TASK INSTRUCTIONS:
Set the records down again in full, with every word kept.

(Data records for software interfaces)
————

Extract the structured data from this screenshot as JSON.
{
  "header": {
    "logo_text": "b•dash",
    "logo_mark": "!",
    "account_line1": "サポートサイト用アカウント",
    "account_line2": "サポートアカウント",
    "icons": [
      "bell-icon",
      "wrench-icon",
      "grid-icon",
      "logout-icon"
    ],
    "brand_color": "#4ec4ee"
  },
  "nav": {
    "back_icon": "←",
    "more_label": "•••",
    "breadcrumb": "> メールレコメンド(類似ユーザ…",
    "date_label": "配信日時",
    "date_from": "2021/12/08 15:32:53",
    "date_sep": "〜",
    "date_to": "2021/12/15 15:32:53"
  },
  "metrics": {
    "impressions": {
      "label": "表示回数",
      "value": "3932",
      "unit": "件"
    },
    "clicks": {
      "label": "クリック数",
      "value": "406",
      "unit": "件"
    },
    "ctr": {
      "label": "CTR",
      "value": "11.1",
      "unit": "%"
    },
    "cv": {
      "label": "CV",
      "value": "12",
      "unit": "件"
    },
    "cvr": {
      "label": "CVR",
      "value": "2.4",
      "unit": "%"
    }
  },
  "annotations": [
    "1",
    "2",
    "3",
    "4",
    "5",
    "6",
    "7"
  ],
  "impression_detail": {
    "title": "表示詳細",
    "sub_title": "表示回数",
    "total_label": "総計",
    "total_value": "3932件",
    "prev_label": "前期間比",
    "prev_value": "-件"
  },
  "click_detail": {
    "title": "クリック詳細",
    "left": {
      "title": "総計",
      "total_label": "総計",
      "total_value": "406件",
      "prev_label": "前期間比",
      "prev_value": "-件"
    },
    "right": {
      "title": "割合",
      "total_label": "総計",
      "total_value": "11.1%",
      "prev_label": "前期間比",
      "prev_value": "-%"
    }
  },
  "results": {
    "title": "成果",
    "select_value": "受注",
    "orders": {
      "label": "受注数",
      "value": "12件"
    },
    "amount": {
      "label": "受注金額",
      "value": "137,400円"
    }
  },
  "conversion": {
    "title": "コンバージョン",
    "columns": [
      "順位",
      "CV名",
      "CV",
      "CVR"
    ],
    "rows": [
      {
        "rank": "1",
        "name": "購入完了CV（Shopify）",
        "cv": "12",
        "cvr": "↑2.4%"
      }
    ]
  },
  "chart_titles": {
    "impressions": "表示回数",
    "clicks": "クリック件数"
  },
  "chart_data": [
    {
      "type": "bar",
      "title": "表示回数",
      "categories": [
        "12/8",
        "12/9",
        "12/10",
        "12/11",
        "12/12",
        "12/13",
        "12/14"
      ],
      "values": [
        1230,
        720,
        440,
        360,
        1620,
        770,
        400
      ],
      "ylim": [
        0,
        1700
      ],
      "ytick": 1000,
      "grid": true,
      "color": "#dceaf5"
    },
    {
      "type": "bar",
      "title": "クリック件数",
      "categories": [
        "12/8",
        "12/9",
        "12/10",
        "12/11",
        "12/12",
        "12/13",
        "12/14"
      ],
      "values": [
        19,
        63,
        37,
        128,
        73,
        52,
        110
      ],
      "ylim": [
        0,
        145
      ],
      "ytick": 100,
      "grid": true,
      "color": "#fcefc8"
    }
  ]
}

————

FINISHED TASK:
Extract the structured data from this screenshot as JSON.
{
  "header": {
    "logo_text": "b•dash",
    "logo_mark": "!",
    "account_line1": "サポートサイト用アカウント",
    "account_line2": "サポートアカウント",
    "icons": [
      "bell-icon",
      "wrench-icon",
      "grid-icon",
      "logout-icon"
    ],
    "brand_color": "#4ec4ee"
  },
  "nav": {
    "back_icon": "←",
    "more_label": "•••",
    "breadcrumb": "> メールレコメンド(類似ユーザ…",
    "date_label": "配信日時",
    "date_from": "2021/12/08 15:32:53",
    "date_sep": "〜",
    "date_to": "2021/12/15 15:32:53"
  },
  "metrics": {
    "impressions": {
      "label": "表示回数",
      "value": "3932",
      "unit": "件"
    },
    "clicks": {
      "label": "クリック数",
      "value": "406",
      "unit": "件"
    },
    "ctr": {
      "label": "CTR",
      "value": "11.1",
      "unit": "%"
    },
    "cv": {
      "label": "CV",
      "value": "12",
      "unit": "件"
    },
    "cvr": {
      "label": "CVR",
      "value": "2.4",
      "unit": "%"
    }
  },
  "annotations": [
    "1",
    "2",
    "3",
    "4",
    "5",
    "6",
    "7"
  ],
  "impression_detail": {
    "title": "表示詳細",
    "sub_title": "表示回数",
    "total_label": "総計",
    "total_value": "3932件",
    "prev_label": "前期間比",
    "prev_value": "-件"
  },
  "click_detail": {
    "title": "クリック詳細",
    "left": {
      "title": "総計",
      "total_label": "総計",
      "total_value": "406件",
      "prev_label": "前期間比",
      "prev_value": "-件"
    },
    "right": {
      "title": "割合",
      "total_label": "総計",
      "total_value": "11.1%",
      "prev_label": "前期間比",
      "prev_value": "-%"
    }
  },
  "results": {
    "title": "成果",
    "select_value": "受注",
    "orders": {
      "label": "受注数",
      "value": "12件"
    },
    "amount": {
      "label": "受注金額",
      "value": "137,400円"
    }
  },
  "conversion": {
    "title": "コンバージョン",
    "columns": [
      "順位",
      "CV名",
      "CV",
      "CVR"
    ],
    "rows": [
      {
        "rank": "1",
        "name": "購入完了CV（Shopify）",
        "cv": "12",
        "cvr": "↑2.4%"
      }
    ]
  },
  "chart_titles": {
    "impressions": "表示回数",
    "clicks": "クリック件数"
  },
  "chart_data": [
    {
      "type": "bar",
      "title": "表示回数",
      "categories": [
        "12/8",
        "12/9",
        "12/10",
        "12/11",
        "12/12",
        "12/13",
        "12/14"
      ],
      "values": [
        1230,
        720,
        440,
        360,
        1620,
        770,
        400
      ],
      "ylim": [
        0,
        1700
      ],
      "ytick": 1000,
      "grid": true,
      "color": "#dceaf5"
    },
    {
      "type": "bar",
      "title": "クリック件数",
      "categories": [
        "12/8",
        "12/9",
        "12/10",
        "12/11",
        "12/12",
        "12/13",
        "12/14"
      ],
      "values": [
        19,
        63,
        37,
        128,
        73,
        52,
        110
      ],
      "ylim": [
        0,
        145
      ],
      "ytick": 100,
      "grid": true,
      "color": "#fcefc8"
    }
  ]
}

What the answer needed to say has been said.